To many people, the beautiful Cattleya is what they think of when the word “orchid” is mentioned — and with good reason. The flowers of the cattleya orchid are large, showy and colorful. Because of their popularity for use in corsages, cattleyas are commonly known as “the corsage orchid.” Named for the English horticulturist William Cattley (1788-1835), Cattleya is among the easiest of the orchid ...>> read “Cattleya Culture”
Neighborhood street trees increase property value, save energy and help with storm water retention. They also create shady, walkable sidewalks ...>> read “Street Trees are Money Trees” #Finance #Landscaping #Trees
Erythrina herbacea is best known in Louisiana as mamou, but it also answers to coral bean, Cherokee bean and cardinal spear. A member of the Fabaceae (bean) family, mamou has compound (trifoliate) leaves, thorny stems and showy red flowers on tall spikes in late spring to early summer, followed by long slender pods opening to reveal bright crimson-red seeds.>> read “Mamou” #Hot Plants
Indoor plants play a large part in this crisp container situated in the heavily dappled shade of an entryway. Alocasia amazonica takes center stage in the arrangement with its strong lines and bold colors, which almost seem to be pointing to the light green, ruffled leaves of the bird’s nest fern (Asplenium nidus). Echoing the long, narrow leaf structure of the fern is Eucomis ‘Sparkling Burgundy’.>> read “Shade Container Recipe”
The Scent of Sweet Dreams and Calm Nerves
What can produce a mild sedative effect, relieve cramps and gas and produce antibacterial and antiviral properties, according to modern research? Lemon balm. No new discovery, lemon balm (Melissa officinalis) was noted by the 16th century physician Paracelsus as healing patients at death’s door. The Roman scholar Pliny, another believer in the effects of lemon balm, thought ...>> read “Lemon Balm”
Like most gardeners in the South, you probably maintain a vegetable garden for three seasons: spring, summer and fall. But if you’re not living in Zone 9, where plants can grow all year round without much protection, you might think that keeping a winter garden is difficult at best ...>> read “Space Saver Tips for Winter Vegetable Gardening”
Hopefully there will be a happy ending
It’s sad, but much of today’s news contains stories about the endangerment or extinction of a plant or animal, or even an outright environmental catastrophe. Contrary to that trend, when I recently stumbled on an article about efforts to restore the endangered American chestnut tree to a place of importance in our forests, I immediately thought...>> read “The American Chestnut Story”

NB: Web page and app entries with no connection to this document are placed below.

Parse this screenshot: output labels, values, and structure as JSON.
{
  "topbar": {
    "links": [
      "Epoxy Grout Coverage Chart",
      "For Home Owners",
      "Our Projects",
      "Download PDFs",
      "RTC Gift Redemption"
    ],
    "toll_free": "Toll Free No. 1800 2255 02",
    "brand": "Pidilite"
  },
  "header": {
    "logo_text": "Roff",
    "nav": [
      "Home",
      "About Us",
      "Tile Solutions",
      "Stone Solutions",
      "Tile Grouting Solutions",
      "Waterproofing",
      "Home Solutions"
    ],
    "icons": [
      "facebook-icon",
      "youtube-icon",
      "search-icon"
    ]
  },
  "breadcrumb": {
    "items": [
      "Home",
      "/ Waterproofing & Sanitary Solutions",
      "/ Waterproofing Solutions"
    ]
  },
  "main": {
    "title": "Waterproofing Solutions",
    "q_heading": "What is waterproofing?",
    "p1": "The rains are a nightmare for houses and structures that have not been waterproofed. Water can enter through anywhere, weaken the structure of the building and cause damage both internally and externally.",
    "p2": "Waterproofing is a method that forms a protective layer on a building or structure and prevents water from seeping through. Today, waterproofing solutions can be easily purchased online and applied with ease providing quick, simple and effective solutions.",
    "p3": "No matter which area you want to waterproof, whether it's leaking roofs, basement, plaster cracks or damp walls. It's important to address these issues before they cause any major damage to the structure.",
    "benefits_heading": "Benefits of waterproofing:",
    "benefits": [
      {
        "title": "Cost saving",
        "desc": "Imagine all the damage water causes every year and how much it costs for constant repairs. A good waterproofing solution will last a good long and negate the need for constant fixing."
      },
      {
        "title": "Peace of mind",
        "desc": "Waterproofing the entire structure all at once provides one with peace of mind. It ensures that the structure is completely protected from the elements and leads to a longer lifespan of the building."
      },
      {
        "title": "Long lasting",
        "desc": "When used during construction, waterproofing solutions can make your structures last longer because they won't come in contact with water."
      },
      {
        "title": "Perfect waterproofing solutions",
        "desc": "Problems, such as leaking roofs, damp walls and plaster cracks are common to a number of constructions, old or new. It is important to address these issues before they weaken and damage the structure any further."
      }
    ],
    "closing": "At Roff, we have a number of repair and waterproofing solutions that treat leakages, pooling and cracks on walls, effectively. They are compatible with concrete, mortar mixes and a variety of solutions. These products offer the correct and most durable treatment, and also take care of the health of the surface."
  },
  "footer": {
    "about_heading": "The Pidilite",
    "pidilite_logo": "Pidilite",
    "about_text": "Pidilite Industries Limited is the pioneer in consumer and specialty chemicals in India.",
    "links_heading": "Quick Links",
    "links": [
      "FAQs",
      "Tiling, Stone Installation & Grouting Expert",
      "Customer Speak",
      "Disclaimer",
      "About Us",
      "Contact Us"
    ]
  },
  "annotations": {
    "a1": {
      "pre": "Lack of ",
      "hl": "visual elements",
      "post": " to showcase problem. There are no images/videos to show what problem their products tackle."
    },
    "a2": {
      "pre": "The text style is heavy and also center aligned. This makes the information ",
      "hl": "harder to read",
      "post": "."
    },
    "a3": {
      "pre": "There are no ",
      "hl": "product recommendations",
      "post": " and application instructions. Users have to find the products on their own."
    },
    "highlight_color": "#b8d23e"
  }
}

When it comes to mums, I have a love/hate relationship. I’m not a fan of the potted varieties you buy in the fall that are perfect, round meatballs of a plant. That being said, I absolutely love the old-fashioned garden mums that have been passed along for generations.
If you drive through any small town across America, you will find either (or both) Mexican or a wide variety of Asian restaurants. Where burgers, pizza or fried chicken and mashed potatoes were once all that was available to choose from for supper, a huge variety of flavors have cropped up. Today, Indian, Thai, Chinese, Vietnamese, Guatemalan and a vast array of other ethnic restaurants exist throughout the country ...>> read “Three Tasty, Warm-Season Herbs”
Andrea Rubinstein moved to Louisiana from the San Francisco Bay area in 2004. Her new Lafayette home came with several mature camellias and azaleas scattered throughout the yard, a yaupon holly hedge hiding the front porch and a white rail fence along the sidewalk. “There wasn’t much more to the landscaping when I moved into the house,” says Andrea ...>> read “A Walk in the Wild”
It’s hard to keep an avid gardener cooped up inside all winter. The gardener starts to go stir crazy and, in turn, drives all those around her – those who are perfectly content to remain cozied up on the couch, mind you – just as crazy. But on the coldest winter days it can be just as difficult for the gardener to put on enough layers to keep out the chill without morphing into an awkward creature that ambles through the garden like the unfortunate love child of Sasquatch and a penguin.>> read “Gear Up for Cold Weather Gardening”
New from our Bloggers:
Strawberries Provide a Lovely, Delicious Garden Border
Growing strawberries is simple and rewarding.